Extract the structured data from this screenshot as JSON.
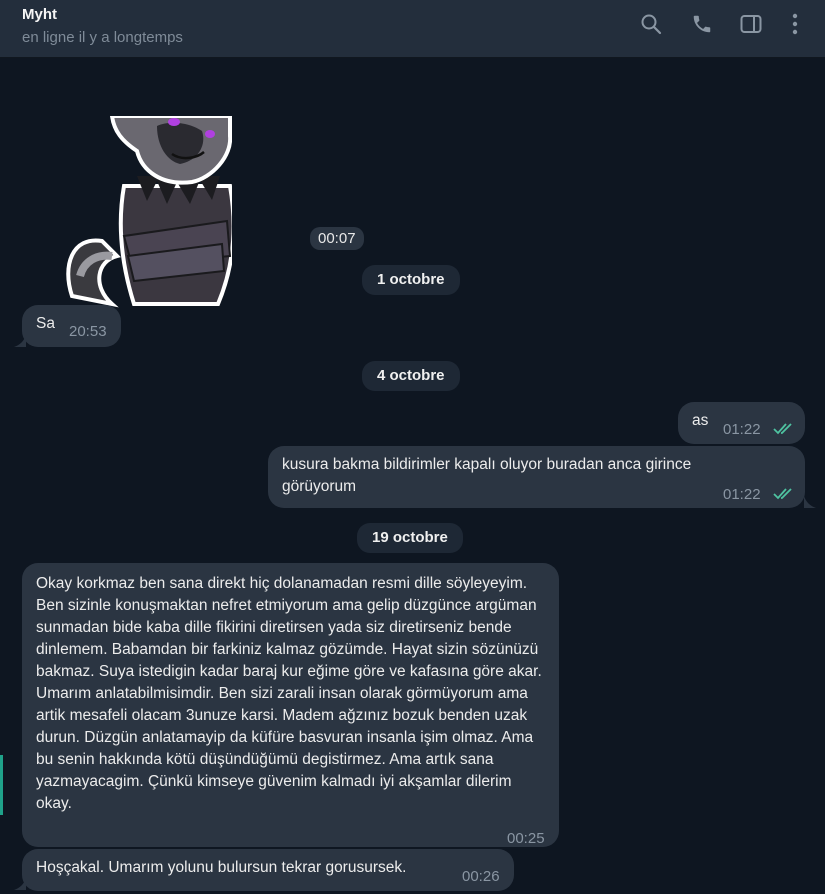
{
  "header": {
    "name": "Myht",
    "status": "en ligne il y a longtemps",
    "icons": [
      "search-icon",
      "phone-icon",
      "sidebar-toggle-icon",
      "more-vertical-icon"
    ]
  },
  "colors": {
    "background": "#0e1621",
    "header": "#232e3c",
    "bubble": "#2b3542",
    "read_check": "#4fc3a1",
    "accent": "#1fa28a"
  },
  "messages": {
    "sticker_time": "00:07",
    "date1": "1 octobre",
    "m1_text": "Sa",
    "m1_time": "20:53",
    "date2": "4 octobre",
    "m2_text": "as",
    "m2_time": "01:22",
    "m3_text": "kusura bakma bildirimler kapalı oluyor buradan anca girince görüyorum",
    "m3_time": "01:22",
    "date3": "19 octobre",
    "m4_text": "Okay korkmaz ben sana direkt hiç dolanamadan resmi dille söyleyeyim. Ben sizinle konuşmaktan nefret etmiyorum ama gelip düzgünce argüman sunmadan bide kaba dille fikirini diretirsen yada siz diretirseniz bende dinlemem. Babamdan bir farkiniz kalmaz gözümde. Hayat sizin sözünüzü bakmaz. Suya istedigin kadar baraj kur eğime göre ve kafasına göre akar. Umarım anlatabilmisimdir. Ben sizi zarali insan olarak görmüyorum ama artik mesafeli olacam 3unuze karsi. Madem ağzınız bozuk benden uzak durun. Düzgün anlatamayip da küfüre basvuran insanla işim olmaz. Ama bu senin hakkında kötü düşündüğümü degistirmez. Ama artık sana yazmayacagim. Çünkü kimseye güvenim kalmadı iyi akşamlar dilerim okay.",
    "m4_time": "00:25",
    "m5_text": "Hoşçakal. Umarım yolunu bulursun tekrar gorusursek.",
    "m5_time": "00:26"
  }
}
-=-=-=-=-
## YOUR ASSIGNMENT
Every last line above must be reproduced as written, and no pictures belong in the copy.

## REPLY TO THE EXERCISE
Extract the structured data from this screenshot as JSON.
{
  "header": {
    "name": "Myht",
    "status": "en ligne il y a longtemps",
    "icons": [
      "search-icon",
      "phone-icon",
      "sidebar-toggle-icon",
      "more-vertical-icon"
    ]
  },
  "colors": {
    "background": "#0e1621",
    "header": "#232e3c",
    "bubble": "#2b3542",
    "read_check": "#4fc3a1",
    "accent": "#1fa28a"
  },
  "messages": {
    "sticker_time": "00:07",
    "date1": "1 octobre",
    "m1_text": "Sa",
    "m1_time": "20:53",
    "date2": "4 octobre",
    "m2_text": "as",
    "m2_time": "01:22",
    "m3_text": "kusura bakma bildirimler kapalı oluyor buradan anca girince görüyorum",
    "m3_time": "01:22",
    "date3": "19 octobre",
    "m4_text": "Okay korkmaz ben sana direkt hiç dolanamadan resmi dille söyleyeyim. Ben sizinle konuşmaktan nefret etmiyorum ama gelip düzgünce argüman sunmadan bide kaba dille fikirini diretirsen yada siz diretirseniz bende dinlemem. Babamdan bir farkiniz kalmaz gözümde. Hayat sizin sözünüzü bakmaz. Suya istedigin kadar baraj kur eğime göre ve kafasına göre akar. Umarım anlatabilmisimdir. Ben sizi zarali insan olarak görmüyorum ama artik mesafeli olacam 3unuze karsi. Madem ağzınız bozuk benden uzak durun. Düzgün anlatamayip da küfüre basvuran insanla işim olmaz. Ama bu senin hakkında kötü düşündüğümü degistirmez. Ama artık sana yazmayacagim. Çünkü kimseye güvenim kalmadı iyi akşamlar dilerim okay.",
    "m4_time": "00:25",
    "m5_text": "Hoşçakal. Umarım yolunu bulursun tekrar gorusursek.",
    "m5_time": "00:26"
  }
}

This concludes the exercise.